**Assigned task**. What number of lines in the material contain the word "icon"? Give that number alone.

**Extracted entries**.
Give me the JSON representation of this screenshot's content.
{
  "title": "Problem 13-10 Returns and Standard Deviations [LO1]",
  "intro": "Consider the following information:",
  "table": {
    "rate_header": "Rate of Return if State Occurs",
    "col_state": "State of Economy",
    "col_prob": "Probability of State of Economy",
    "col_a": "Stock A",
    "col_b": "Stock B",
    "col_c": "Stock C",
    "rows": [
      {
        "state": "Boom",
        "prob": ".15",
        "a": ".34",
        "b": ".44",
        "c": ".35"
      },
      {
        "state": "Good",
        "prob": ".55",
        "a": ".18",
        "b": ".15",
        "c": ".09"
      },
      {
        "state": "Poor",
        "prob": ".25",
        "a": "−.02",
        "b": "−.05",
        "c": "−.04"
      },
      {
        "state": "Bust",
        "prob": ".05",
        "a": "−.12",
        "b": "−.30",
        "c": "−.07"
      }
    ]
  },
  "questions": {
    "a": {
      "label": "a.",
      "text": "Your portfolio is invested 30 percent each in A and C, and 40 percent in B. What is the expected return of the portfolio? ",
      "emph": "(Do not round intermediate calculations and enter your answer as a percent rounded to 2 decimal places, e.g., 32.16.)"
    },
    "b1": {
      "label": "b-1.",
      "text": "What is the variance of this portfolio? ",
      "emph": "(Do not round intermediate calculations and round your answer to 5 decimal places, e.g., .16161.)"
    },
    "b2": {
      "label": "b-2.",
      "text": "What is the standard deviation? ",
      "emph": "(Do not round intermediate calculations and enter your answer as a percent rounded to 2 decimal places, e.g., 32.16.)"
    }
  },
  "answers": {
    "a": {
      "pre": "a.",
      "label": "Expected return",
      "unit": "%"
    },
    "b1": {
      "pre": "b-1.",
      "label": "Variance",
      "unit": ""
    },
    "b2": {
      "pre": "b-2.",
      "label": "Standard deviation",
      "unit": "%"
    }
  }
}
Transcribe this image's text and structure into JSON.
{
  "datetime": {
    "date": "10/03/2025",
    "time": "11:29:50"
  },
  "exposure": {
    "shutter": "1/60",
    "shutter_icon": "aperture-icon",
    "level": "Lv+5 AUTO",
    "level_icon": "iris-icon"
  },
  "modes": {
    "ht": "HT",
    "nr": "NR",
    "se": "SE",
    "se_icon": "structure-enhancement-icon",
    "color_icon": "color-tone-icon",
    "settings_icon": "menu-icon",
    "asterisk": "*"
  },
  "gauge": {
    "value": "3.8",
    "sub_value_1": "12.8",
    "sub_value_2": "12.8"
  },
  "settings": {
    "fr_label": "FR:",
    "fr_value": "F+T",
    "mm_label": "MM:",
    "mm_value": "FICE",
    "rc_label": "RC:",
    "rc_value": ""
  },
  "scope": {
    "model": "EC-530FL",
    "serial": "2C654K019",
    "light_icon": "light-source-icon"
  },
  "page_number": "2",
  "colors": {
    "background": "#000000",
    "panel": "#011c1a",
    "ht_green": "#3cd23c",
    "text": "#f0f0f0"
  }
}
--
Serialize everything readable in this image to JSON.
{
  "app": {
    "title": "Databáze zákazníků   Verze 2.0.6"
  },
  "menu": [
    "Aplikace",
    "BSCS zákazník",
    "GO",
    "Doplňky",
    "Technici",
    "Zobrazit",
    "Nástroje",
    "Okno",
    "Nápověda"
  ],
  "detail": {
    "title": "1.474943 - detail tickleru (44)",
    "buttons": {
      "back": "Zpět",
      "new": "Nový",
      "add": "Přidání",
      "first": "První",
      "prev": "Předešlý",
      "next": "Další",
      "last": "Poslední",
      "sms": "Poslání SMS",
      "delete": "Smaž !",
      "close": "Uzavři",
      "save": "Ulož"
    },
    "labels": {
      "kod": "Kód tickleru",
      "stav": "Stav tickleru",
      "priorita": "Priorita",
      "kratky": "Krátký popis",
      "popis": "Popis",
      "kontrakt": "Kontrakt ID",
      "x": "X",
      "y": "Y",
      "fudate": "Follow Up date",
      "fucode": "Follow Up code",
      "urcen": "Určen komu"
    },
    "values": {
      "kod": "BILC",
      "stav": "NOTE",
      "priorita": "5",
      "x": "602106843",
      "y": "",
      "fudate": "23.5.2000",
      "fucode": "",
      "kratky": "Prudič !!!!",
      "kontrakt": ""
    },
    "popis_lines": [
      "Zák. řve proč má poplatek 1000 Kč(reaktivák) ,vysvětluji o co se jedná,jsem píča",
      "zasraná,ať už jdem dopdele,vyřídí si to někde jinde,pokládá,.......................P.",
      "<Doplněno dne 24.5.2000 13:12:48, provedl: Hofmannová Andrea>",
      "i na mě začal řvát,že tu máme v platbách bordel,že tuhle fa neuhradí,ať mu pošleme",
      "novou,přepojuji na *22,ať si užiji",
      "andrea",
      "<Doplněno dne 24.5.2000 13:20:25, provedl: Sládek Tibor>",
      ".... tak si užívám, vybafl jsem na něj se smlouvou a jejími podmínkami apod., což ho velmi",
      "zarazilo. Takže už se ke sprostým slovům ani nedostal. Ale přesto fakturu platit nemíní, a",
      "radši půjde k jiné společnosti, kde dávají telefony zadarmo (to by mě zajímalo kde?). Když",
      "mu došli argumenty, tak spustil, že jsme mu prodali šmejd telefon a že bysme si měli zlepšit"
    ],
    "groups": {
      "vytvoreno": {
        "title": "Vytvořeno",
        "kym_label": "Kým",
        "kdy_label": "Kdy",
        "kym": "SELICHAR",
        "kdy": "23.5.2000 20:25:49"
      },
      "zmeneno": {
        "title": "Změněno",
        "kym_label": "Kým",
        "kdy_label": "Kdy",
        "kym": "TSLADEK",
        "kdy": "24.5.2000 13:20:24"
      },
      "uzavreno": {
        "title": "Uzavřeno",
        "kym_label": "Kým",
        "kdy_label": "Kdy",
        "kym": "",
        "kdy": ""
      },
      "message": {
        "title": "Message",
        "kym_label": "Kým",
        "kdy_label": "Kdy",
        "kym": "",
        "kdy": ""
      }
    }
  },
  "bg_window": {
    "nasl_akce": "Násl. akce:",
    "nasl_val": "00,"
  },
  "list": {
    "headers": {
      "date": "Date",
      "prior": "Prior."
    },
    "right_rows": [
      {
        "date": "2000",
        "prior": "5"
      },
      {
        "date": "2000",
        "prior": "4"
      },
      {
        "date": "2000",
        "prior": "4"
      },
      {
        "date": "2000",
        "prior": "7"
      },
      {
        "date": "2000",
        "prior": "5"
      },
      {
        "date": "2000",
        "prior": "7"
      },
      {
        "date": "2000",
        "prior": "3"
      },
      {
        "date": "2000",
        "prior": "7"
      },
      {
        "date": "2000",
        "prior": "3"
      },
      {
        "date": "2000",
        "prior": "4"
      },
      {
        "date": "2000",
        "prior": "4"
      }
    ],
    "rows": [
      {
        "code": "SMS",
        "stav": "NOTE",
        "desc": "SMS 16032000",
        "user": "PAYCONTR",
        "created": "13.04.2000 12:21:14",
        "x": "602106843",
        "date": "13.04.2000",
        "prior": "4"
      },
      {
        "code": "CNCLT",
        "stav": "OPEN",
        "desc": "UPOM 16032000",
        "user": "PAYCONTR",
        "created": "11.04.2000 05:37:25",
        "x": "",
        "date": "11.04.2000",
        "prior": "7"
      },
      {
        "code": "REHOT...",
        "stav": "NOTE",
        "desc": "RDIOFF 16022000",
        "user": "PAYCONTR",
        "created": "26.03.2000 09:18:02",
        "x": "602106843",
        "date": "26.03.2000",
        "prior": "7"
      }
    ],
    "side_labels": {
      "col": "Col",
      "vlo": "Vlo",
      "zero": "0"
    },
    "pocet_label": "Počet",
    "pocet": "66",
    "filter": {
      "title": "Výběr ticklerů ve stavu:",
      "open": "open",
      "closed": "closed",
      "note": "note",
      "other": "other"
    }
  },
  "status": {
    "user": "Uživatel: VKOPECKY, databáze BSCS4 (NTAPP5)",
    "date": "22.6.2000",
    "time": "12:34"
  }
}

**Exercise answer**. 6